The answer is a single number: the count of lines in the records below that contain the word "Veranstaltungen".

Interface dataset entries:
* * *

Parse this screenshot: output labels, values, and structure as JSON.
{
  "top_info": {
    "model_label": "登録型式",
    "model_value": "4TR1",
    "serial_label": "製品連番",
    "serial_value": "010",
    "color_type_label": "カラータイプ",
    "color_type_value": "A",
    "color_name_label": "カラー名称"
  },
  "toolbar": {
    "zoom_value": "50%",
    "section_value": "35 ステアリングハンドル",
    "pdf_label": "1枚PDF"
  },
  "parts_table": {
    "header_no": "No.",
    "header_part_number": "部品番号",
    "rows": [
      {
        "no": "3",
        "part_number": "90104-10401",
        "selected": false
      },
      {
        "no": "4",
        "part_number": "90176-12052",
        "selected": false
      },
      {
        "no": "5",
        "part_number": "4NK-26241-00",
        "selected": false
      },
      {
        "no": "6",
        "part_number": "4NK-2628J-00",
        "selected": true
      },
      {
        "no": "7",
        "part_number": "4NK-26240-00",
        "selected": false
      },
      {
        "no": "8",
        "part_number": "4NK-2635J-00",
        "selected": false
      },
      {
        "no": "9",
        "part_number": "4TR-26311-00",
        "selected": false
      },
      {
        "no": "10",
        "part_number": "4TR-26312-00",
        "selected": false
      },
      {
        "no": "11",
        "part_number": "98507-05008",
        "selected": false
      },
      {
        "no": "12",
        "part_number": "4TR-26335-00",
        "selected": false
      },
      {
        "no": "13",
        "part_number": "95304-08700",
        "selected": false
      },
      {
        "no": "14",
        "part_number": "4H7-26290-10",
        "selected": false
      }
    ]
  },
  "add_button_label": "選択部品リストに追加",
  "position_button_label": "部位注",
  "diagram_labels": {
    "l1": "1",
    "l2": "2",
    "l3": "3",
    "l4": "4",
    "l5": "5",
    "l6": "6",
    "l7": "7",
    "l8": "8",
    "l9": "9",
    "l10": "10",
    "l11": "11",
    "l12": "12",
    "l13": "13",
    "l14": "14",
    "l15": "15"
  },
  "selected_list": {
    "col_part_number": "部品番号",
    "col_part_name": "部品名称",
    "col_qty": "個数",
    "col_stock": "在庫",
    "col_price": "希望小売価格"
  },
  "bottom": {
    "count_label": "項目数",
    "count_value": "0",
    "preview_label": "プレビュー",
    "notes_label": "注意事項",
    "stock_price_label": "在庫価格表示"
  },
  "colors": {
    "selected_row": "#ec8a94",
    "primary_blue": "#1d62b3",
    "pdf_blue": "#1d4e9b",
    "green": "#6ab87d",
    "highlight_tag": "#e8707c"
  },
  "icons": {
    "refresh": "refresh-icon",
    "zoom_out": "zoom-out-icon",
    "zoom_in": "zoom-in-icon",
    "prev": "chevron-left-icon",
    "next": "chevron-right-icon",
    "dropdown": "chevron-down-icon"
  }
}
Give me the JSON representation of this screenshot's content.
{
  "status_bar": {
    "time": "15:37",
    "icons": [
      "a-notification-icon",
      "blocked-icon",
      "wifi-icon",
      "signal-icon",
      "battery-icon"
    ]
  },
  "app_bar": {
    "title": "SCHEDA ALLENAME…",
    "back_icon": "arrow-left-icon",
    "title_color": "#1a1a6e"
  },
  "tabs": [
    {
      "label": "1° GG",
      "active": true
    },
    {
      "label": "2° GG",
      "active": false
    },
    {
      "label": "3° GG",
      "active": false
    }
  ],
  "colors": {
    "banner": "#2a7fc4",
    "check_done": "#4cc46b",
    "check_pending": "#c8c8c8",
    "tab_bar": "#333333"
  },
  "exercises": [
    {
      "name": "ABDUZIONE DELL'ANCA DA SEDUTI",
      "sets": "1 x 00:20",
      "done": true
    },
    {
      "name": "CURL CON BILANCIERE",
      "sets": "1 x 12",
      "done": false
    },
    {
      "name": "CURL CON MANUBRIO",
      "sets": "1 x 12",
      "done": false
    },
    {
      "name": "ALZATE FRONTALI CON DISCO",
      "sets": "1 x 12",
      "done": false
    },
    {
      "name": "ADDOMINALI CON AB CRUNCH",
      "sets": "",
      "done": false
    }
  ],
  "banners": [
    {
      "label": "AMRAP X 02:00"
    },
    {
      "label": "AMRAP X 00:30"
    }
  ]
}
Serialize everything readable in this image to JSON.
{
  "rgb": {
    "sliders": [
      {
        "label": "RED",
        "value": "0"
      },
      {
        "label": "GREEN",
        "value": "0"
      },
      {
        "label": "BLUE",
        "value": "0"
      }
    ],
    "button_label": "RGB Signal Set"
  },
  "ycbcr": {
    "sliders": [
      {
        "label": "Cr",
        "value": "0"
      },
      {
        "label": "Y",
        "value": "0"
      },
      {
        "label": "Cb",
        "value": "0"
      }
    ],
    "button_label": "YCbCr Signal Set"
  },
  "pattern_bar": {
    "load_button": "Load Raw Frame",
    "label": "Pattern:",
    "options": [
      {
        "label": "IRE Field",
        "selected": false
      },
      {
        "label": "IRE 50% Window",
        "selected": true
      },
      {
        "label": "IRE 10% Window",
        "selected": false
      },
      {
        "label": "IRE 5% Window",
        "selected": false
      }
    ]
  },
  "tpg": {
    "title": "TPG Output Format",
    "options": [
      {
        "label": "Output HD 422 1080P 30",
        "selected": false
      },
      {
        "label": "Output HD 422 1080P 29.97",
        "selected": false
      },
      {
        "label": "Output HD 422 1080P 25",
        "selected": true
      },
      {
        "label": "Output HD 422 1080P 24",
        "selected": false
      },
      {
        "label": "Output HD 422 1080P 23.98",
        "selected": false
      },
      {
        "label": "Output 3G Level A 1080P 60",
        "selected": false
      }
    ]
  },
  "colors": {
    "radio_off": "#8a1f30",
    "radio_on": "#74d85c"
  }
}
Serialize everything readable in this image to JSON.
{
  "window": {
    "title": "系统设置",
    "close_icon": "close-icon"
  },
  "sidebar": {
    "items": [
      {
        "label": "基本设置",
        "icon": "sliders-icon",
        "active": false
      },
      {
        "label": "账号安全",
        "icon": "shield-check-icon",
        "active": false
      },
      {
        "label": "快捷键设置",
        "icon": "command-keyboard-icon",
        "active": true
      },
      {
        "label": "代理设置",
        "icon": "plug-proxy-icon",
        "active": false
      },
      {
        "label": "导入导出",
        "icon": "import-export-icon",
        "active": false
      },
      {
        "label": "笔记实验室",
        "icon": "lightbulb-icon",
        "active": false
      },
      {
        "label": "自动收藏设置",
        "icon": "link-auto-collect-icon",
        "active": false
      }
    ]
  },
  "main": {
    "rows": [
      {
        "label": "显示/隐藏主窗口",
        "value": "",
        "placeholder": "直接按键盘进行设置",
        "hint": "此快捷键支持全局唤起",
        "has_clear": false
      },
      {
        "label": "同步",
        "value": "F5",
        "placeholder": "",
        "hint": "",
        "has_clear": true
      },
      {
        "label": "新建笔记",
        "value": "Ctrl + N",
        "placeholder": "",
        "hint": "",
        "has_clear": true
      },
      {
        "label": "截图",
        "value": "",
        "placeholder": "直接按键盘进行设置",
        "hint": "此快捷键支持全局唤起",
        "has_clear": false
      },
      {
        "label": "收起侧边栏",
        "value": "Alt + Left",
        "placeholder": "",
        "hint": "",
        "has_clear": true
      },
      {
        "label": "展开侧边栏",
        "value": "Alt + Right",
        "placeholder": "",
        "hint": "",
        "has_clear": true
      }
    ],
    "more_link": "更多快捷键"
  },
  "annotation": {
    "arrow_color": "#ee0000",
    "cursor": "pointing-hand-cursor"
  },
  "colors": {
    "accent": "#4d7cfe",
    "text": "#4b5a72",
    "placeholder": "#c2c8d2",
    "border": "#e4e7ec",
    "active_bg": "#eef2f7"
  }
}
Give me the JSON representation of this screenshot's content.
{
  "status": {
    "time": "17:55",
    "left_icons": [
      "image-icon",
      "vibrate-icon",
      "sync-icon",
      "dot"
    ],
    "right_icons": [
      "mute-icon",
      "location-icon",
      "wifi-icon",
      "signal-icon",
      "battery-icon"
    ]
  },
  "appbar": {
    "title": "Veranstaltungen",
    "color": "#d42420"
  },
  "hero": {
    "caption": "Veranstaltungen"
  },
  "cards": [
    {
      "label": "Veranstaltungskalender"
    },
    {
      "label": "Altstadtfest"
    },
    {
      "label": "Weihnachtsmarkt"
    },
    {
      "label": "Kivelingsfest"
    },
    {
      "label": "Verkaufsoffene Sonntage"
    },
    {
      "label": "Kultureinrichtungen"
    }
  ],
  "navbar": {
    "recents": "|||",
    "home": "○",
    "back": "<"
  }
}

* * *

Answer to this exercise - 2